The casino, however, being the government, is never short of chips. The casino can always create additional chips, much like an electronic scoreboard at a football game can “create” additional points at will on a scoreboard. To speak of “a shortage of resources” or an insufficiency of “public dollars to fill the hole of private dollars that was created as a consequence of the crisis” (as the President said yesterday), reflects a complete abdication of responsibility on the part of Obama. “The hole in private dollars”, which the President describes, is just the fall in private spending brought about by people wanting to save more money. That “hole” means that productive capacity will become unused and the jobs that could have been applied to that capacity are lost. This is why we have an unemployment rate that has almost trebled in the past 2 years.
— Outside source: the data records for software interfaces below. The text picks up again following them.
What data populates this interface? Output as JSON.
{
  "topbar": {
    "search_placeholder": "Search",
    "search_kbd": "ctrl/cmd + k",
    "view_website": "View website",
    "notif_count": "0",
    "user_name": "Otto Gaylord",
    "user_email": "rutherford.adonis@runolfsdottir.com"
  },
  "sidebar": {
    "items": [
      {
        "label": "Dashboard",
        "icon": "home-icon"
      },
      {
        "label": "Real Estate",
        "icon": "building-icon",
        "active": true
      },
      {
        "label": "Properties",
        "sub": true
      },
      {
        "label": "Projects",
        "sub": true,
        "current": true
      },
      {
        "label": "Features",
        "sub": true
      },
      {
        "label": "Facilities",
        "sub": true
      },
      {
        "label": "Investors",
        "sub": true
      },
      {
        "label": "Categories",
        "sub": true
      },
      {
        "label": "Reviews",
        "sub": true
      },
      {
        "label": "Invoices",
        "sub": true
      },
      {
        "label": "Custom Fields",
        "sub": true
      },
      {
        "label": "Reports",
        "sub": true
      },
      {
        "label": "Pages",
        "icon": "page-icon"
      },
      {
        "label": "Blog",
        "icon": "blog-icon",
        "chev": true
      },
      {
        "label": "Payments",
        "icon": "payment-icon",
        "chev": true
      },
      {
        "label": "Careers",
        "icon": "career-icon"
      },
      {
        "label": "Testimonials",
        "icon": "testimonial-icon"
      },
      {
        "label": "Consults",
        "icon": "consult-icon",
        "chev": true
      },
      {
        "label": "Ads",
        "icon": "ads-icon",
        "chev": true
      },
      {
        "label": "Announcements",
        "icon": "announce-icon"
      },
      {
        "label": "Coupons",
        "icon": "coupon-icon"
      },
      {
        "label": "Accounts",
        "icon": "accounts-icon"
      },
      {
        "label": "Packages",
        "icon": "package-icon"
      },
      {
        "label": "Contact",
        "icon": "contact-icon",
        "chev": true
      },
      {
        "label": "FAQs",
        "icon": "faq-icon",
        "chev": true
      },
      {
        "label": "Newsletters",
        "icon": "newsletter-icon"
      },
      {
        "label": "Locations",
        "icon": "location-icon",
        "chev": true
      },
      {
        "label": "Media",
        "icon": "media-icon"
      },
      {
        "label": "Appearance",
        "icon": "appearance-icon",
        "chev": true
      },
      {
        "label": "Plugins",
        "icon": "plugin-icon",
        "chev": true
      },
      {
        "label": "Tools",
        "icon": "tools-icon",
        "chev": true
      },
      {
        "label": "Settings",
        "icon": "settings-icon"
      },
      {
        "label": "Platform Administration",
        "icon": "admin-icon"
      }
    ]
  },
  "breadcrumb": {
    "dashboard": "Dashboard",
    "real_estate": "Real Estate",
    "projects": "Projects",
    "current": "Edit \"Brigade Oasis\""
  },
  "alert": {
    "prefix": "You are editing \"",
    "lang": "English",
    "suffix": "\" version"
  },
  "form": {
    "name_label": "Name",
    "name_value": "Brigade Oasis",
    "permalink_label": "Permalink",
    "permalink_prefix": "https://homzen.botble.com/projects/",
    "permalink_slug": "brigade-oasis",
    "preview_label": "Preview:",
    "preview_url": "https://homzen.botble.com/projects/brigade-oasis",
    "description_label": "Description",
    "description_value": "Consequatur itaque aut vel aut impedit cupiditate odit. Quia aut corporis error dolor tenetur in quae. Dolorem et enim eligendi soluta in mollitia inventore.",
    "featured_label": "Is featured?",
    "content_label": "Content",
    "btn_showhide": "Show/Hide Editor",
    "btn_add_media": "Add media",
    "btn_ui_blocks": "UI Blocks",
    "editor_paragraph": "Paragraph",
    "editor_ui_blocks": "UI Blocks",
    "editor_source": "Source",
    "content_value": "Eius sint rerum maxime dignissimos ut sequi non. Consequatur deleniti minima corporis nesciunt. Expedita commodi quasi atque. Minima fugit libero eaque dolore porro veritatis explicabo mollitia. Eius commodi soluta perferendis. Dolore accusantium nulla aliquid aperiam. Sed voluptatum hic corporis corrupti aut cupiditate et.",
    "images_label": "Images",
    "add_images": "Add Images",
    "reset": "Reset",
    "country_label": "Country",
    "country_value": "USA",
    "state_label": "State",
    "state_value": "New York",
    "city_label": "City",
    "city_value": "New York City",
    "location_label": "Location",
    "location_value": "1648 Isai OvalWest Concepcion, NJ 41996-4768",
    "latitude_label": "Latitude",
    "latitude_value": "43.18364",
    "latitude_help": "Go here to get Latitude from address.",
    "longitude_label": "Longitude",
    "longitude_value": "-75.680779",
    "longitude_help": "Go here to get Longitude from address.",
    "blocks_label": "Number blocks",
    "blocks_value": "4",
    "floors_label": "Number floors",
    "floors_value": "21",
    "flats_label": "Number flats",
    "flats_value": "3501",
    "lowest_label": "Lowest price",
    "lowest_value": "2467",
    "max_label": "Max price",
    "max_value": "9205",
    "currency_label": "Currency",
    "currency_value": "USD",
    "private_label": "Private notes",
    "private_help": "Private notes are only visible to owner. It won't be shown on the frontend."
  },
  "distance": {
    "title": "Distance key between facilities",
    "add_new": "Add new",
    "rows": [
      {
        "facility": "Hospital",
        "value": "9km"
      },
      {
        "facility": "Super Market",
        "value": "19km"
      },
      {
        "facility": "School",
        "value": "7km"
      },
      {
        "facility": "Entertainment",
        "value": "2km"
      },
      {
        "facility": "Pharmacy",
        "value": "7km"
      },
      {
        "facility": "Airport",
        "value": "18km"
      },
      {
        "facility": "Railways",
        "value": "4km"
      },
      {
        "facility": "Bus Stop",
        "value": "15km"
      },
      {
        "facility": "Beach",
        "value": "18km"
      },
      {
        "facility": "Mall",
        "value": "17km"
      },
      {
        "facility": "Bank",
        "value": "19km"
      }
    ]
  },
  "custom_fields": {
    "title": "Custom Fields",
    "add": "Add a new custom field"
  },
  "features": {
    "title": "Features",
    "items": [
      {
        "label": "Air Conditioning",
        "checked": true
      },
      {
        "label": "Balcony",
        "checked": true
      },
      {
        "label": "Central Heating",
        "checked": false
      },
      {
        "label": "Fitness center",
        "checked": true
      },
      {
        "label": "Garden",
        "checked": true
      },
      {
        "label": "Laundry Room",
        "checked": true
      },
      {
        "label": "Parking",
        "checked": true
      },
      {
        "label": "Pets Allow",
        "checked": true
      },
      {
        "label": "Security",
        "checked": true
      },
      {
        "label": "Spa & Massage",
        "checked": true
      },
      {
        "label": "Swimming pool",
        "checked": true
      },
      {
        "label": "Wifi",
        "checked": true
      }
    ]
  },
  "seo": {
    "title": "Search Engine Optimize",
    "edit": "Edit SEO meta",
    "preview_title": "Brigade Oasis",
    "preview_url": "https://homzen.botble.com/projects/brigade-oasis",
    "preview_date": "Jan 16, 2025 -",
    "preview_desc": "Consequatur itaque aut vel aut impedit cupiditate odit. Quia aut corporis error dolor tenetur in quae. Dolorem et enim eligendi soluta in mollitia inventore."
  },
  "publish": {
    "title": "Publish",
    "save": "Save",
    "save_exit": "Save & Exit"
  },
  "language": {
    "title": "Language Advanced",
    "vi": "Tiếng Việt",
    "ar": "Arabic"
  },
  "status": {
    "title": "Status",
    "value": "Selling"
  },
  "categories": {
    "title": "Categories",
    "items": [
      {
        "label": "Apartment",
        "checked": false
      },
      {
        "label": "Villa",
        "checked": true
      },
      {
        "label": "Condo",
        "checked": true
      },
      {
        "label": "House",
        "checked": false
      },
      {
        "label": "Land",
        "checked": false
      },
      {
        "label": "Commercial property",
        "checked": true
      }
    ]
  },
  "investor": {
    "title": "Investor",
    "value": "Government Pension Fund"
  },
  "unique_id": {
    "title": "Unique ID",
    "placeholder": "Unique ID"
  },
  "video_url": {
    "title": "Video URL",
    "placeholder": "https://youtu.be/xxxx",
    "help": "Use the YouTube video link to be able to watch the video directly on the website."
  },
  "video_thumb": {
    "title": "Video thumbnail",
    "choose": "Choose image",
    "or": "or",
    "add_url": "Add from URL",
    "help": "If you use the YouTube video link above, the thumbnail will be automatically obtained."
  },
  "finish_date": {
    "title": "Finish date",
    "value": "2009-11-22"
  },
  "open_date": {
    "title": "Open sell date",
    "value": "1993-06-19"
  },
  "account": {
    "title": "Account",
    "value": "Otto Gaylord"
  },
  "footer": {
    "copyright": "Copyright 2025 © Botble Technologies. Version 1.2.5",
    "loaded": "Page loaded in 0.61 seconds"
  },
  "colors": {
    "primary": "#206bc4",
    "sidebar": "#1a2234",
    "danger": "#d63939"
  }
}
The 15.7 million unemployed Americans are certainly not a limited resource — although they are a depleting resource the longer they stay unemployed. And unemployed they will remain in the absence of increased spending. So where does that spending come from?
At a recent symposium, Intel boss Paul Otellini, a contributor to both parties, expressed concern about the “amount of variability in the system” created by the state of policy flux in healthcare, energy and tax policy. “It is very difficult to make a hiring decision,” he said. General Electric chief executive Jeffery Immelt, added he would just like to “know what the rules are.” Fair enough. A business, unlike a government, does face external funding constraints. Get a decision wrong and the business cannot compensate by creating more currency. The problem is that income growth is dependent on aggregate demand (spending) growth. If spending growth falters, then output and income growth falters and the capacity to save by the private sector is compromised.
But the government doesn’t have to wait. A sovereign issuer of its own currency has all the capacity it needs. The budget deficits (net public spending) can maintain growth in demand to keep income growing and hence support private saving. Budget deficits should aim to fill in that “hole in private savings” and not allow aggregate demand to “fall through it”, which would lead to income and employment collapses. Government spending has to rise so as to ensure that firms are willing to maximize the use of their productive capacity, which in turn generates further employment. You don’t need a job summit to figure that one out, Mr. President.
The only “resource deficiency” here is one of political courage.
The Obama Administration continues to fantasize that it can get away with creating Potemkin prosperity of levitating asset prices via trillions of dollars of financial guarantees to Wall Street in lieu of deploying fiscal resources needed to lay the groundwork for the real thing.
If the President really believed that the government’s capacity was genuinely limited, then why bother holding a jobs summit at all? Or, at the very least, why not hold it in China, so that our Chinese “bankers”, who allegedly “fund” government expenditures, can vet each program and then decide whether they will continue to “finance” us. What’s next? Declaring wars only in times of national budget surpluses when we can “afford” to go to war?
You can see where the President’s incoherence leads. Our problem is a lack of jobs, not a lack of resources. The solution is more government spending. The only unemployment increase worth applauding would be the sacking of the President’s entire economics team, all of whom persistently regurgitate deficit myths that constrain output and employment and prevent us from recouping genuine prosperity.